After winning at the Golden Globe and BAFTA, Colin Firth eyes the Academy Awards. He shares the experience of ‘The King's Speech’ with Sangeetha Devi Dundoo
It was a small film — a British period drama that shows King George VI overcoming stammering with the help of Lionel Logue — that gripped UK and then the US. The King's Speech, set to release in India on February 25, has just swept the BAFTA with seven awards. Colin Firth, nominated for Best Actor at the Oscars, reminisces on the work that went into essaying the part of King George VI in an email interview. Excerpts.
Congratulations on winning the best actor awards at the Golden Globe and BAFTA. What are your expectations at the Academy Awards for the film with 12 nominations?
It's gratifying to get attention for a performance. But, the film has to stand out. All I can say right now is that if the talk from the festivals and from those who've seen it is positive, it's a wonderful start. It's a code that it's a really good movie and I completely welcome it.
Stuttering is a common problem than it is perceived to be and many well known personalities have overcome it. How did you research for the role?

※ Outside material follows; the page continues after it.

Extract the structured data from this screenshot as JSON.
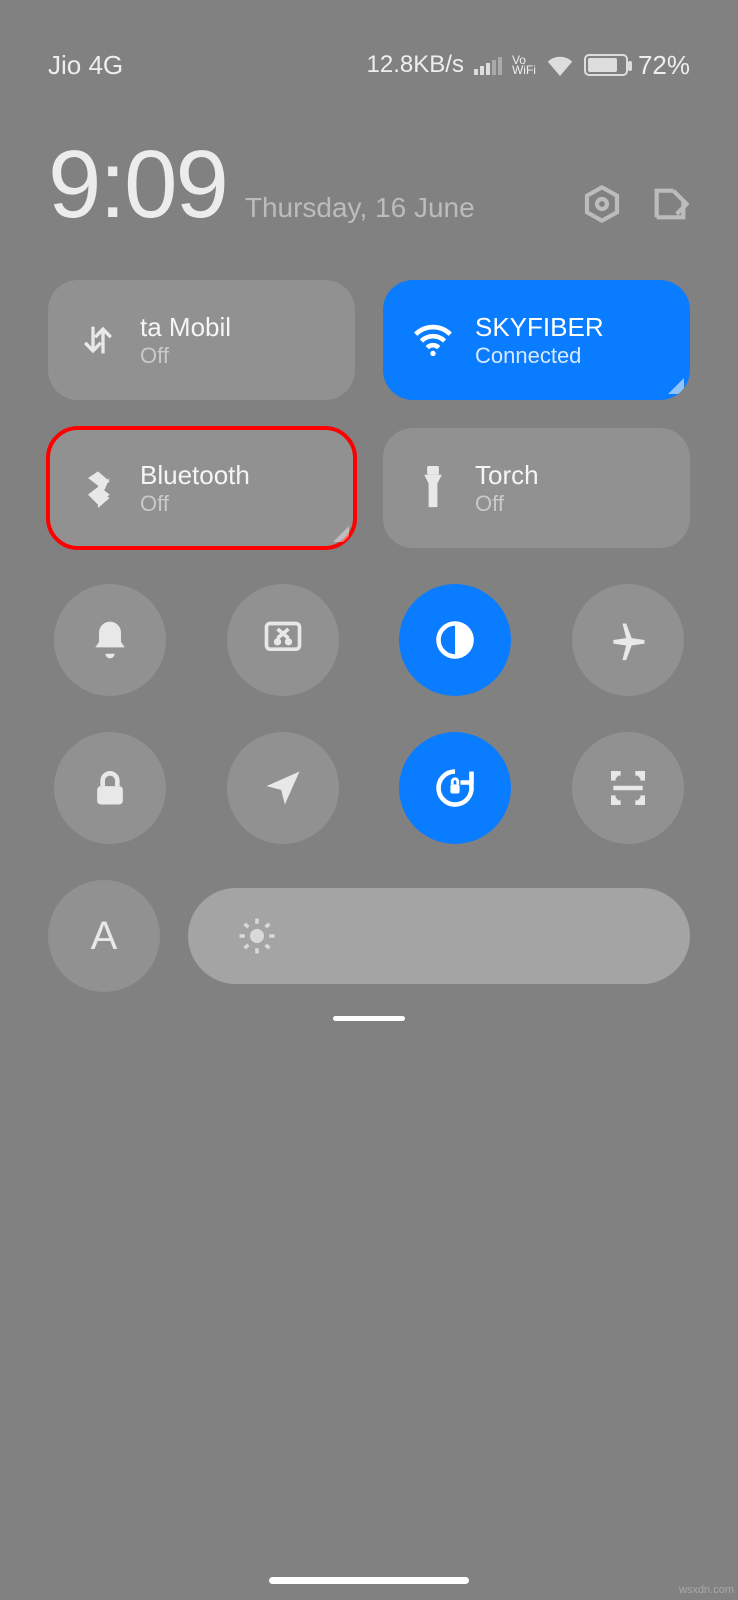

We had a very intense three-week rehearsal period. We were scheduled to have two, but Geoffrey (Rush) came over a week early to start the work, because there was so much to deal with and resolve. I grew up with a few people who stammered. There seemed to be more then than there are now, I wonder if there are any figures on that. I certainly knew people who did, yeah.
In an interview, you had mentioned having vocal problems in your 20s. Did that experience help you while performing?
I had vocal problems in my 20s. I had an injury on my vocal chord which had to be dealt with surgically. It wasn't a stammer but I couldn't be heard properly. I remember a voice therapist I was talking to said “don't underestimate how debilitating it is”. People appreciate the problem of being blind and deaf and so on. Not being able to speak properly to people — in the way they expect — I think the psychological damage it does is underestimated.
I like to talk, and I had a voice that sitting here, like this, I could get away with it but if there were more than three people in the room or there was music playing, I just couldn't be heard. I couldn't cut through the way I wanted to, I couldn't express myself, my identity was completely stifled. So in some ways there's an insight there I think.
This is the third time you play a person who stammers. How was enacting this role different from the previous ones?
Twice I've played a character with a stammer, but it was different each time. None of it helped, we had to start again. It's a different guy with different issues and a different way of dealing with things. We had to find a way to make this sound authentic, and have it be painful. The audience had to experience the pain and the discomfort.
But if it was inauthentic it would be catastrophe. If it was too much, too painful, the risk is it alienates people. And the film has to have a pace to it and some humour.
It's a tricky business to solve, and how we solved it, I'm not sure. It became visceral. I got headaches. I thought, wow, if this person really had to fight like that to talk, that's what they're going through. They're probably having to fix their neck and back muscles on a regular basis.
What are the qualities of King George VI that appealed to you the most?
If I were playing a cab driver I'd probably want to hang out with a cab driver or drive a cab and see what it's like. If I were playing an astronaut, I'd try to meet one. But you don't get to meet Kings and hang around with them. Your information is secondary. You can look at the people who are around Prince Charles and say, “Wow, that's what the world looks like to you.” You never meet a person who's relaxed, gives you a pat on the back, and says “What's Up?” No one does that. So you try to accumulate that kind of information.
There are a lot of letters, a lot of people who have been close the Royal Family and we did speak to people in those positions. In the end, you read, listen and then use your imagination.